MATERIAL TO PROCESS START

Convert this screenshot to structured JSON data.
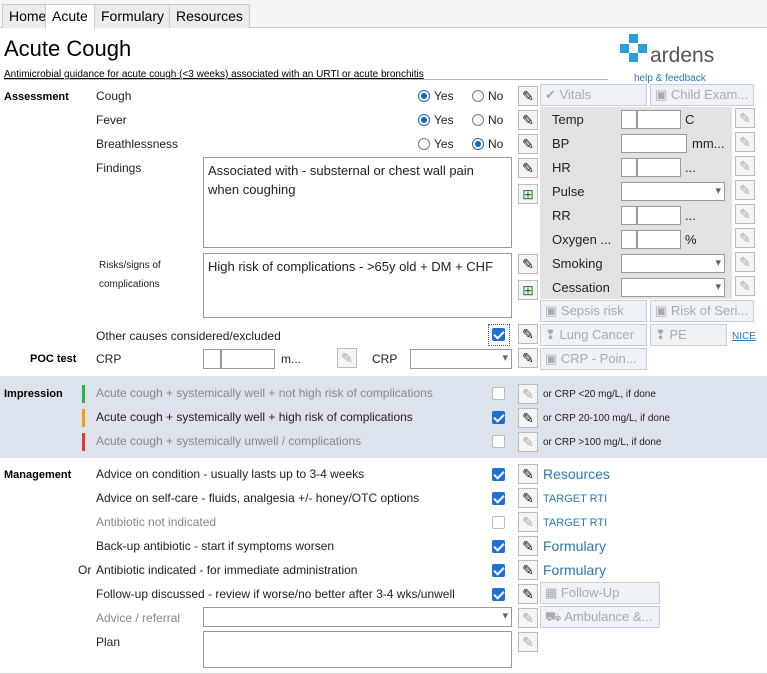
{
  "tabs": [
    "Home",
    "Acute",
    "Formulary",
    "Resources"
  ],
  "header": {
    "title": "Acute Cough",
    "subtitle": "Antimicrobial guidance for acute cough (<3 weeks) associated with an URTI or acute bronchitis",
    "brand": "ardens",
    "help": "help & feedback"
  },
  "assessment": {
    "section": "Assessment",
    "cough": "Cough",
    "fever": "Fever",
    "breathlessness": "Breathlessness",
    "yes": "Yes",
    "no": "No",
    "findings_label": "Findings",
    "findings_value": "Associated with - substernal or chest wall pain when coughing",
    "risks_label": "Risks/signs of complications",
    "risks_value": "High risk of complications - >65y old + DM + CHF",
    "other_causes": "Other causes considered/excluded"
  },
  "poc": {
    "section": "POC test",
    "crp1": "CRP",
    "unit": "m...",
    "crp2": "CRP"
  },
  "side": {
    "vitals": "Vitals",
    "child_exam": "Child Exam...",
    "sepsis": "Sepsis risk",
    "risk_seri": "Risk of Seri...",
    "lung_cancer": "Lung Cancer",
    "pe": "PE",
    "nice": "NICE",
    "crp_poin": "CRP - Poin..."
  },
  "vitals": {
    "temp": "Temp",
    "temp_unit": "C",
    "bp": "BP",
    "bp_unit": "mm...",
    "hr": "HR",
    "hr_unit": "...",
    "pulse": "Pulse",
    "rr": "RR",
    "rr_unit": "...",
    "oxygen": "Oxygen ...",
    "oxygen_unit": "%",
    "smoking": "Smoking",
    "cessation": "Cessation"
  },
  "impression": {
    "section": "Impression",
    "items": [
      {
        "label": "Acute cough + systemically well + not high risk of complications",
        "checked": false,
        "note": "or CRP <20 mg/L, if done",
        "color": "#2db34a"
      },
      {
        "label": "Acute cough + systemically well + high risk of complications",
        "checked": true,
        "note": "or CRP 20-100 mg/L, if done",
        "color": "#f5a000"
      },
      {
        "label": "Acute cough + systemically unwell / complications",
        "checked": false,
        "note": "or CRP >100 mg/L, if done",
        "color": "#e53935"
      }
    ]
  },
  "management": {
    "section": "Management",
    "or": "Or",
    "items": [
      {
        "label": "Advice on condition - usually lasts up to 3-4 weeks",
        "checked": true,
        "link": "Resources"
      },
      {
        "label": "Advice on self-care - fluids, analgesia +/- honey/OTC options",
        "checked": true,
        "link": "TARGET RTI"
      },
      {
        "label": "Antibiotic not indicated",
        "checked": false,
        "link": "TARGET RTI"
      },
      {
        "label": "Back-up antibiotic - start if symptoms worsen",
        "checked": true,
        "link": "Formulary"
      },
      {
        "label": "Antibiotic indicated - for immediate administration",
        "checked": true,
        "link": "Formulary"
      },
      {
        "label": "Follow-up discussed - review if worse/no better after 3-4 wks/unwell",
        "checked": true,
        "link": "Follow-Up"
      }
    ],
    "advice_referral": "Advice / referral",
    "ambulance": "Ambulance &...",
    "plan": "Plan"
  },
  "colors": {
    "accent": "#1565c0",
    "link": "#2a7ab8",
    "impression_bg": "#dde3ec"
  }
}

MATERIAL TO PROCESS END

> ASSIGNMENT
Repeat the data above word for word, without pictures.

> WRITTEN ANSWER
Convert this screenshot to structured JSON data.
{
  "tabs": [
    "Home",
    "Acute",
    "Formulary",
    "Resources"
  ],
  "header": {
    "title": "Acute Cough",
    "subtitle": "Antimicrobial guidance for acute cough (<3 weeks) associated with an URTI or acute bronchitis",
    "brand": "ardens",
    "help": "help & feedback"
  },
  "assessment": {
    "section": "Assessment",
    "cough": "Cough",
    "fever": "Fever",
    "breathlessness": "Breathlessness",
    "yes": "Yes",
    "no": "No",
    "findings_label": "Findings",
    "findings_value": "Associated with - substernal or chest wall pain when coughing",
    "risks_label": "Risks/signs of complications",
    "risks_value": "High risk of complications - >65y old + DM + CHF",
    "other_causes": "Other causes considered/excluded"
  },
  "poc": {
    "section": "POC test",
    "crp1": "CRP",
    "unit": "m...",
    "crp2": "CRP"
  },
  "side": {
    "vitals": "Vitals",
    "child_exam": "Child Exam...",
    "sepsis": "Sepsis risk",
    "risk_seri": "Risk of Seri...",
    "lung_cancer": "Lung Cancer",
    "pe": "PE",
    "nice": "NICE",
    "crp_poin": "CRP - Poin..."
  },
  "vitals": {
    "temp": "Temp",
    "temp_unit": "C",
    "bp": "BP",
    "bp_unit": "mm...",
    "hr": "HR",
    "hr_unit": "...",
    "pulse": "Pulse",
    "rr": "RR",
    "rr_unit": "...",
    "oxygen": "Oxygen ...",
    "oxygen_unit": "%",
    "smoking": "Smoking",
    "cessation": "Cessation"
  },
  "impression": {
    "section": "Impression",
    "items": [
      {
        "label": "Acute cough + systemically well + not high risk of complications",
        "checked": false,
        "note": "or CRP <20 mg/L, if done",
        "color": "#2db34a"
      },
      {
        "label": "Acute cough + systemically well + high risk of complications",
        "checked": true,
        "note": "or CRP 20-100 mg/L, if done",
        "color": "#f5a000"
      },
      {
        "label": "Acute cough + systemically unwell / complications",
        "checked": false,
        "note": "or CRP >100 mg/L, if done",
        "color": "#e53935"
      }
    ]
  },
  "management": {
    "section": "Management",
    "or": "Or",
    "items": [
      {
        "label": "Advice on condition - usually lasts up to 3-4 weeks",
        "checked": true,
        "link": "Resources"
      },
      {
        "label": "Advice on self-care - fluids, analgesia +/- honey/OTC options",
        "checked": true,
        "link": "TARGET RTI"
      },
      {
        "label": "Antibiotic not indicated",
        "checked": false,
        "link": "TARGET RTI"
      },
      {
        "label": "Back-up antibiotic - start if symptoms worsen",
        "checked": true,
        "link": "Formulary"
      },
      {
        "label": "Antibiotic indicated - for immediate administration",
        "checked": true,
        "link": "Formulary"
      },
      {
        "label": "Follow-up discussed - review if worse/no better after 3-4 wks/unwell",
        "checked": true,
        "link": "Follow-Up"
      }
    ],
    "advice_referral": "Advice / referral",
    "ambulance": "Ambulance &...",
    "plan": "Plan"
  },
  "colors": {
    "accent": "#1565c0",
    "link": "#2a7ab8",
    "impression_bg": "#dde3ec"
  }
}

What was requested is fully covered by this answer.